_The task_.
In your copy, include no images, and write out every entry below exactly as it stands.

(Dataset rows describing interfaces)

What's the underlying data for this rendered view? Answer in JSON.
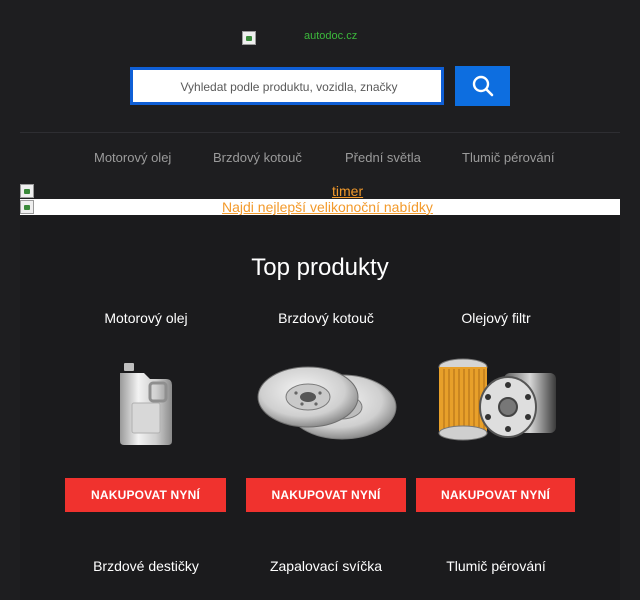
{
  "header": {
    "logo_text": "autodoc.cz",
    "search_placeholder": "Vyhledat podle produktu, vozidla, značky"
  },
  "nav": {
    "items": [
      {
        "label": "Motorový olej"
      },
      {
        "label": "Brzdový kotouč"
      },
      {
        "label": "Přední světla"
      },
      {
        "label": "Tlumič pérování"
      }
    ]
  },
  "banners": {
    "timer_text": "timer",
    "promo_text": "Najdi nejlepší velikonoční nabídky"
  },
  "top_products": {
    "title": "Top produkty",
    "products": [
      {
        "name": "Motorový olej",
        "button": "NAKUPOVAT NYNÍ",
        "image_icon": "oil-canister-icon"
      },
      {
        "name": "Brzdový kotouč",
        "button": "NAKUPOVAT NYNÍ",
        "image_icon": "brake-disc-icon"
      },
      {
        "name": "Olejový filtr",
        "button": "NAKUPOVAT NYNÍ",
        "image_icon": "oil-filter-icon"
      }
    ],
    "more_products": [
      {
        "name": "Brzdové destičky"
      },
      {
        "name": "Zapalovací svíčka"
      },
      {
        "name": "Tlumič pérování"
      }
    ]
  },
  "colors": {
    "background": "#1e1e20",
    "accent_blue": "#0d6ee0",
    "buy_red": "#f0322e",
    "link_orange": "#f39a2b",
    "logo_green": "#3cb83c"
  }
}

_Result_.
What's the underlying data for this rendered view? Answer in JSON.
{
  "header": {
    "logo_text": "autodoc.cz",
    "search_placeholder": "Vyhledat podle produktu, vozidla, značky"
  },
  "nav": {
    "items": [
      {
        "label": "Motorový olej"
      },
      {
        "label": "Brzdový kotouč"
      },
      {
        "label": "Přední světla"
      },
      {
        "label": "Tlumič pérování"
      }
    ]
  },
  "banners": {
    "timer_text": "timer",
    "promo_text": "Najdi nejlepší velikonoční nabídky"
  },
  "top_products": {
    "title": "Top produkty",
    "products": [
      {
        "name": "Motorový olej",
        "button": "NAKUPOVAT NYNÍ",
        "image_icon": "oil-canister-icon"
      },
      {
        "name": "Brzdový kotouč",
        "button": "NAKUPOVAT NYNÍ",
        "image_icon": "brake-disc-icon"
      },
      {
        "name": "Olejový filtr",
        "button": "NAKUPOVAT NYNÍ",
        "image_icon": "oil-filter-icon"
      }
    ],
    "more_products": [
      {
        "name": "Brzdové destičky"
      },
      {
        "name": "Zapalovací svíčka"
      },
      {
        "name": "Tlumič pérování"
      }
    ]
  },
  "colors": {
    "background": "#1e1e20",
    "accent_blue": "#0d6ee0",
    "buy_red": "#f0322e",
    "link_orange": "#f39a2b",
    "logo_green": "#3cb83c"
  }
}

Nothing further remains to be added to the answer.